School Committee member Patty Nolan. She expressed surprise Tuesday at the low percent of students in Advanced Placement courses who take the related tests at the end. (Photo: Liv Rachelle Gold)

The low number of high school students taking Advanced Placement tests after a semester or year of associated classes surprised School Committee member Patty Nolan during a presentation Tuesday, and she suggested a way to boost the figure: Have Cambridge help pay for them.

“It seemed like a very, very low percentage was taking the exams,” she told Cambridge Rindge & Latin School Principal Chris Saheed during his presentation to the committee. “Do we know if that 39 percent [of AP students] taking the exam seems low? Maybe it’s high.”

Saheed confirmed it was low, in part because there was a “financial factor” — especially for students taking more than one AP course. Some may take up to five a year, since the courses offer college credit and can exempt students with higher scores from an even more expensive course later.

The tests have a base fee of $86, according to The College Board, but can cost as much as $120 with add-on charges in some districts.

“Each one costs a significant amount of money,” Saheed said, although there are need-based reductions from the board that can bring the cost of an exam to $56.

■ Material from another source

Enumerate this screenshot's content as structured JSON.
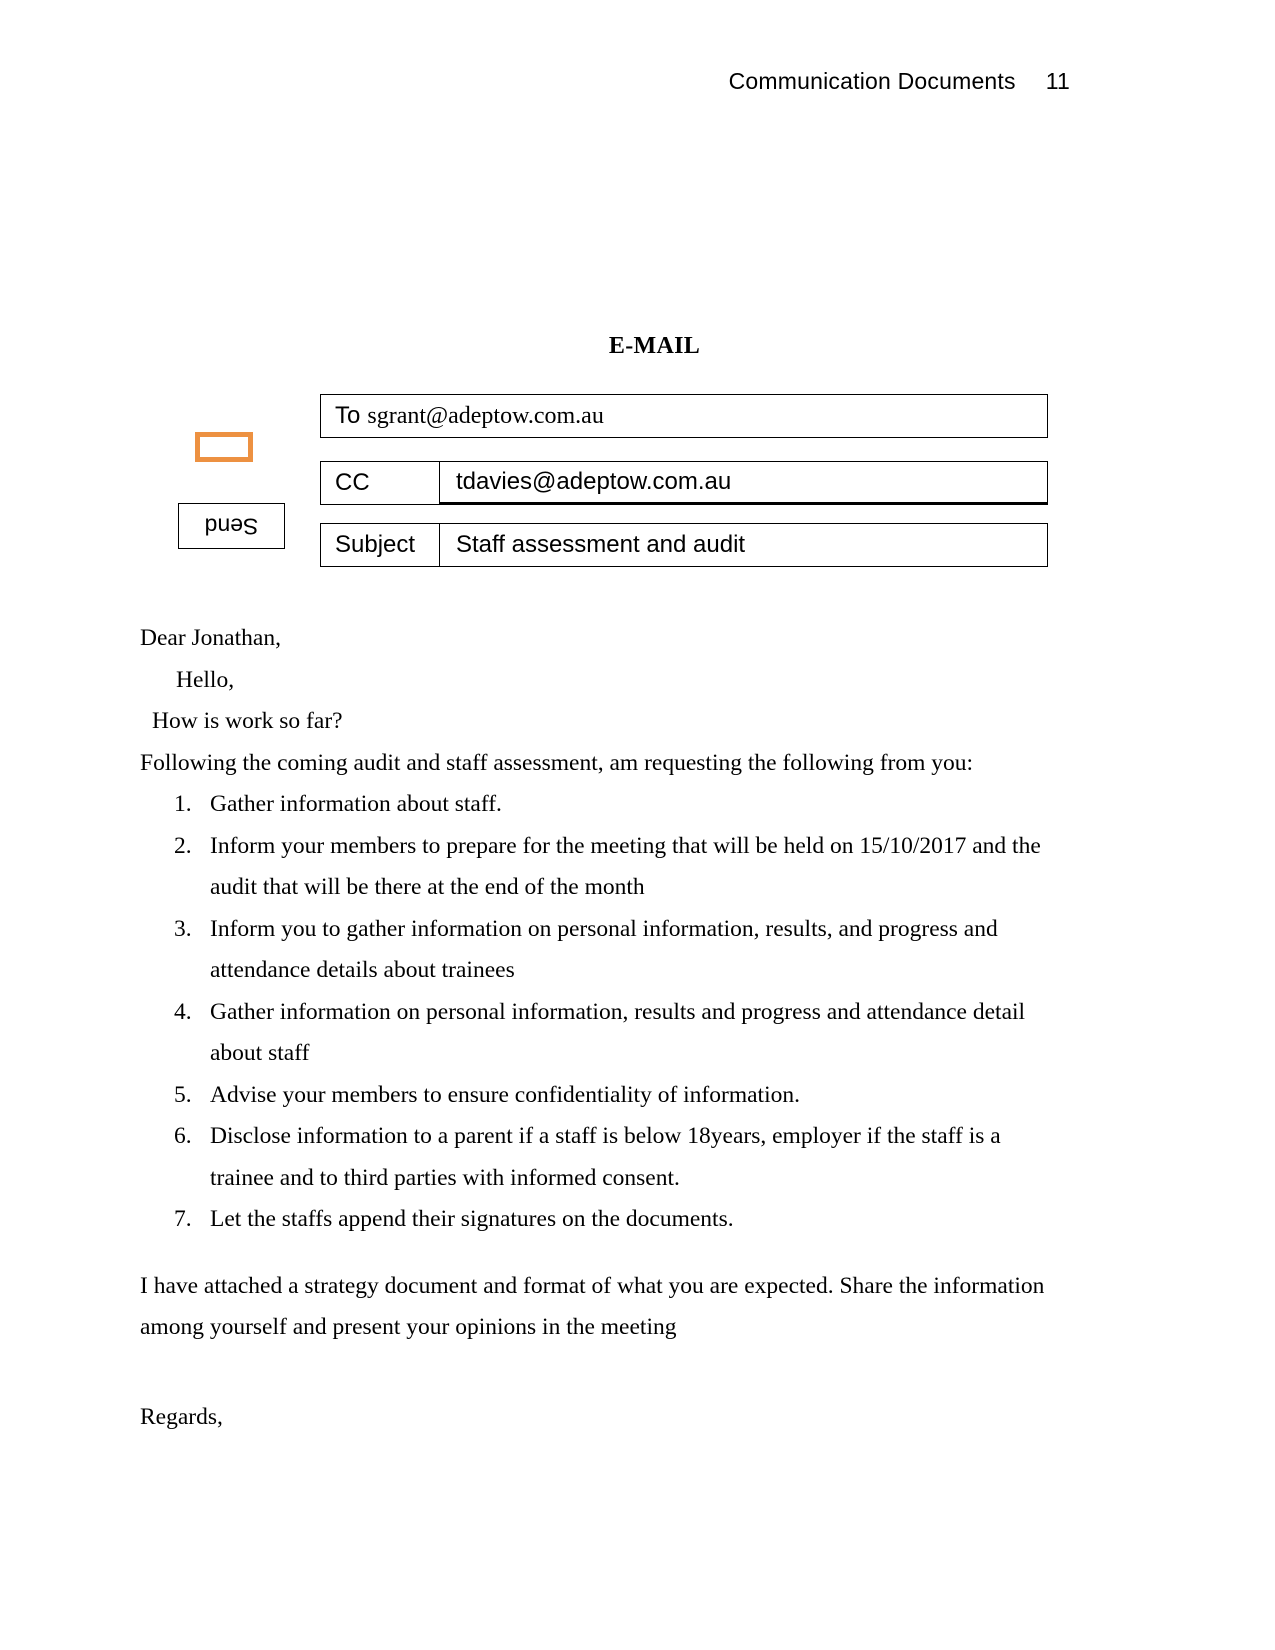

“Do we not supply or pay the fee for anyone who can’t afford it? I bet this committee would vote to do that,” Nolan said. “I’d hope we could come up with some way” to encourage more students to take the tests.